A revocable trust is a document that allows an individual to name a trustee and manage their assets. Creating a revocable trust can be beneficial for individuals looking to protect their assets and reduce their tax burdens. However, there are also some disadvantages associated with a revocable trust. If you’re considering a revocable trust, make sure you know all the facts before signing on the dotted line. You may also want to consult with a financial advisor to make sure this option is right for you.
The benefits of a revocable trust include the ability to avoid probate. Probate can be costly and time consuming, so if you have a lot of assets to transfer to your heirs, you might consider a revocable trust to help you save money. On the other hand, a revocable trust isn’t completely shielded from creditors and will be subject to legal judgments. In addition, some revocable trusts can limit your financial independence if you become incapacitated.
Revocable trusts are also subject to personal injury lawsuits.

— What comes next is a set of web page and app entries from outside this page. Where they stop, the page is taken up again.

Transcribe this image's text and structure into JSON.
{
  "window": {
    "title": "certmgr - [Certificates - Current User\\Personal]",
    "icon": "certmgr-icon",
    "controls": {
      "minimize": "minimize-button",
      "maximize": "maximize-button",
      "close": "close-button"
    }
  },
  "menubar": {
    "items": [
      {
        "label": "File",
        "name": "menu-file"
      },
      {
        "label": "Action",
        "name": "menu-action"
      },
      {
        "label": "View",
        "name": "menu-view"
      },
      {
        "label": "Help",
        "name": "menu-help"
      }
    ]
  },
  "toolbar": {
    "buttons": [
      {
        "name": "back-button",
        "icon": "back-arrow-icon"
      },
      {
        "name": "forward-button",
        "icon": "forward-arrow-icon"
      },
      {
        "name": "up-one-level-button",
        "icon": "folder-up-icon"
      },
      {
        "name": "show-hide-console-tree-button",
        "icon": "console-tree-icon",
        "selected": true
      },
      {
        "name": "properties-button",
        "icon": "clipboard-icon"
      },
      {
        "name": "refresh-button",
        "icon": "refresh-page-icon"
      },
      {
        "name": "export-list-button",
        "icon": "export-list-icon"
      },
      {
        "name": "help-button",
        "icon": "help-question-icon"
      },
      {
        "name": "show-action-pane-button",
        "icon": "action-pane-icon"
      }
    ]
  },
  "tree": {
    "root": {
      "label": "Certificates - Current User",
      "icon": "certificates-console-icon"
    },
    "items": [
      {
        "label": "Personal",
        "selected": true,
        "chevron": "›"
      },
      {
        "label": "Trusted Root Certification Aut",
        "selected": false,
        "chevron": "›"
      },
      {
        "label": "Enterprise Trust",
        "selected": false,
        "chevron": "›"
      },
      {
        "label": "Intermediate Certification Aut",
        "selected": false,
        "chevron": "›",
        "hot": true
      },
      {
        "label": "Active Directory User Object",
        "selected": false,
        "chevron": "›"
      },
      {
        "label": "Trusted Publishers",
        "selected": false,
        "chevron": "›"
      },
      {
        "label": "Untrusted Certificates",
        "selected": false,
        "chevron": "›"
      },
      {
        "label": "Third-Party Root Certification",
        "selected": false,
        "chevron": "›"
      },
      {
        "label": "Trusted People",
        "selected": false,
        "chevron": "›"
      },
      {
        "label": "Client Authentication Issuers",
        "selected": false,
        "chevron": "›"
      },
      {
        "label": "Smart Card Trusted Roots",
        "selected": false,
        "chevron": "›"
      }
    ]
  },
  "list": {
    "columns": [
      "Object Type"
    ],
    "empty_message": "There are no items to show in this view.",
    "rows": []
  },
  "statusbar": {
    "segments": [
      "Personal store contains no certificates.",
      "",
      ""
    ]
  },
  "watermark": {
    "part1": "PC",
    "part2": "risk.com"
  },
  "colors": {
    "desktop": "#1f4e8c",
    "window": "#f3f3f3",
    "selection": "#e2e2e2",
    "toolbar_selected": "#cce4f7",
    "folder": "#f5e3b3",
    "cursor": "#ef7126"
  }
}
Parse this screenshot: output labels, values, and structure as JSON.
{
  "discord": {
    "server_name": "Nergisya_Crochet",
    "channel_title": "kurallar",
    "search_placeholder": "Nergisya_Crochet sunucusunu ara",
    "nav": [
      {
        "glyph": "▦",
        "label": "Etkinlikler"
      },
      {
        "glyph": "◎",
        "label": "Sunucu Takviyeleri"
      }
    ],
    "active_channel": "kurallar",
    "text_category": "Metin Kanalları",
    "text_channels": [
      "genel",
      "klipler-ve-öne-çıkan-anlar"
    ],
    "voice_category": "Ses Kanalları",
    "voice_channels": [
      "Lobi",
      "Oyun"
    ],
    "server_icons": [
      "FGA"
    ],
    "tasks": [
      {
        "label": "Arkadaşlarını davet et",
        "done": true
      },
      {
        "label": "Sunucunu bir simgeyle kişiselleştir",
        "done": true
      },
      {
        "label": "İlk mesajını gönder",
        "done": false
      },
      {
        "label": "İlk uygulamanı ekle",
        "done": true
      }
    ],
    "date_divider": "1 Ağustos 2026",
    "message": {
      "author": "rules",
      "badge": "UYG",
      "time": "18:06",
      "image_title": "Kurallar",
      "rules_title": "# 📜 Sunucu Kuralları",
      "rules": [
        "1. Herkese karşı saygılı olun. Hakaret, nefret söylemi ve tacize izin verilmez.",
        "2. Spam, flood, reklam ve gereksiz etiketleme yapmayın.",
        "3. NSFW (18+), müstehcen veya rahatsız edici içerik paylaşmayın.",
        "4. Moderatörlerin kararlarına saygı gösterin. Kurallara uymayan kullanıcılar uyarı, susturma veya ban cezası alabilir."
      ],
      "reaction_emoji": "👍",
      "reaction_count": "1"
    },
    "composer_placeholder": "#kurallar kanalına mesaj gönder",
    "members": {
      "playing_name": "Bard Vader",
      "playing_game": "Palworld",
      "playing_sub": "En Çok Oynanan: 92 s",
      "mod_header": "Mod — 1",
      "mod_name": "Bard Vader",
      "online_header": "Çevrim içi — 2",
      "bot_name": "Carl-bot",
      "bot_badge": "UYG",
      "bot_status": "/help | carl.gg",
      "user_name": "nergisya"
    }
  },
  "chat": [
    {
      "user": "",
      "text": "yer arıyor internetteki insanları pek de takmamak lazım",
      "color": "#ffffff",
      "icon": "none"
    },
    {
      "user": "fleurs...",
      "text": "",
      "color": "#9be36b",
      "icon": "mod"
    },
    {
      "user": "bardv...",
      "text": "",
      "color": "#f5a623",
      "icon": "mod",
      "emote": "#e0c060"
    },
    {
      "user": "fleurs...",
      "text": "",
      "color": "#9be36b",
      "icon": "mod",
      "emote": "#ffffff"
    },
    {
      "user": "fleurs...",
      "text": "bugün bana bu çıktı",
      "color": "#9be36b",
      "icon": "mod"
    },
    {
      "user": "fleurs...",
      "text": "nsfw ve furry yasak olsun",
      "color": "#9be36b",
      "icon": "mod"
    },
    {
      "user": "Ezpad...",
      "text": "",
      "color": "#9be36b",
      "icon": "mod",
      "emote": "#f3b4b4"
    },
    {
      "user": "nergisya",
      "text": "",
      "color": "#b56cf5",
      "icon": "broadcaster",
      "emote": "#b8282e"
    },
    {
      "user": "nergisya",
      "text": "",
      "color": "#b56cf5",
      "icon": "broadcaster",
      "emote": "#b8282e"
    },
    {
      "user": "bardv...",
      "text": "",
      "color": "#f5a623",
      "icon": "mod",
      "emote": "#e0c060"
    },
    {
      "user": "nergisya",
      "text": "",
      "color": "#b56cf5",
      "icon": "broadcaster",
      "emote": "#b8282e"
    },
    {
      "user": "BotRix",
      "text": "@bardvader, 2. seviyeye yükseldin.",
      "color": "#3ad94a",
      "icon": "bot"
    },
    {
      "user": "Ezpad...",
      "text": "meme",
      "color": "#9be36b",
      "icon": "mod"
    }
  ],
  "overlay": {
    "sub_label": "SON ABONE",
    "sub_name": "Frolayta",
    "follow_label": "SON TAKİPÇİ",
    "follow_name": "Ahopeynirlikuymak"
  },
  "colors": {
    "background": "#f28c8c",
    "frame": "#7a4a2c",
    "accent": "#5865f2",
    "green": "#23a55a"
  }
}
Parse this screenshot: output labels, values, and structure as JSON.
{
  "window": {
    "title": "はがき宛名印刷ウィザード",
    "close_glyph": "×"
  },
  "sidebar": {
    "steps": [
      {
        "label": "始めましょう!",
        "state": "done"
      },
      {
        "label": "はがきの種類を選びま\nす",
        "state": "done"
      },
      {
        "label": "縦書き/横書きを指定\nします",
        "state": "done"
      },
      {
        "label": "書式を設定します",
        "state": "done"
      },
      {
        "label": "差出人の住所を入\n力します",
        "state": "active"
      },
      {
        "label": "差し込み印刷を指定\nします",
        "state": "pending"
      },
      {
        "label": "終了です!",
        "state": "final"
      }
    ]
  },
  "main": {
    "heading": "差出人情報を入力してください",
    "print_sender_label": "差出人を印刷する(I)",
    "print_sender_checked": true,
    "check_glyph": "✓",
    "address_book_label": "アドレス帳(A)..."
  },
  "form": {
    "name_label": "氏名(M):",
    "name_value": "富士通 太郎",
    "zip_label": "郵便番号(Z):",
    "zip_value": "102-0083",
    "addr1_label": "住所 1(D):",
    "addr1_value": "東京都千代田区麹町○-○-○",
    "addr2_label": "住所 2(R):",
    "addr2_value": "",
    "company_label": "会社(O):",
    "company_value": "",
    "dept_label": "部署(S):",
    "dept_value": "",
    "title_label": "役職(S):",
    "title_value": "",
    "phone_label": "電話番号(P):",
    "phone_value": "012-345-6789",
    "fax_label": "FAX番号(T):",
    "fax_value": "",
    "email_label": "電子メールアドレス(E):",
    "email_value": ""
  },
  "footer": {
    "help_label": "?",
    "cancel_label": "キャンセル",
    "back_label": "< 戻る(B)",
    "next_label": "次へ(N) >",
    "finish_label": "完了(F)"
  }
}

Depending on your state, you might be required to use the fair market value of the property at the time of your death when calculating your estate taxes. This can also be an issue if you own real estate in multiple states. If you own property in more than one state, you should register a deed in that state that states you own the property as a revocable trust.
Choosing a revocable trust over a standard will can also benefit your family. With a revocable trust, you won’t have to go through the probate process, which can delay the settlement of your estate. And, because revocable trusts are private, you’ll avoid public record searches after your passing. Also, a revocable trust can be changed or amended during your lifetime, giving you more control over how your wealth is distributed.
Some of the disadvantages of a revocable trust are that it can be expensive to set up. It can take a long time to create, and you’ll have to pay more upfront to prevent your family from losing any money. Additionally, a revocable trust does not protect your assets from creditors, VA benefits, or Medicaid.
If you’re not interested in paying the extra cost, you can also consider other options for transferring your assets. For example, you can put your home in a revocable trust and then name your spouse or child as the beneficiary. While this will avoid probate, it does come with the disadvantage that your property won’t be managed by the person named in the revocable trust.
You will still have to file a federal estate tax return. In addition, you’ll have to notify your beneficiaries of your revocable trust. Regardless, a revocable trust is a great way to protect your family’s financial future. But, if you’re looking to save on your taxes, you’ll want to use an irrevocable trust.
An irrevocable trust is more difficult to amend and can be difficult to dissolve. As a result, it’s recommended that you hire a qualified attorney when establishing your trust.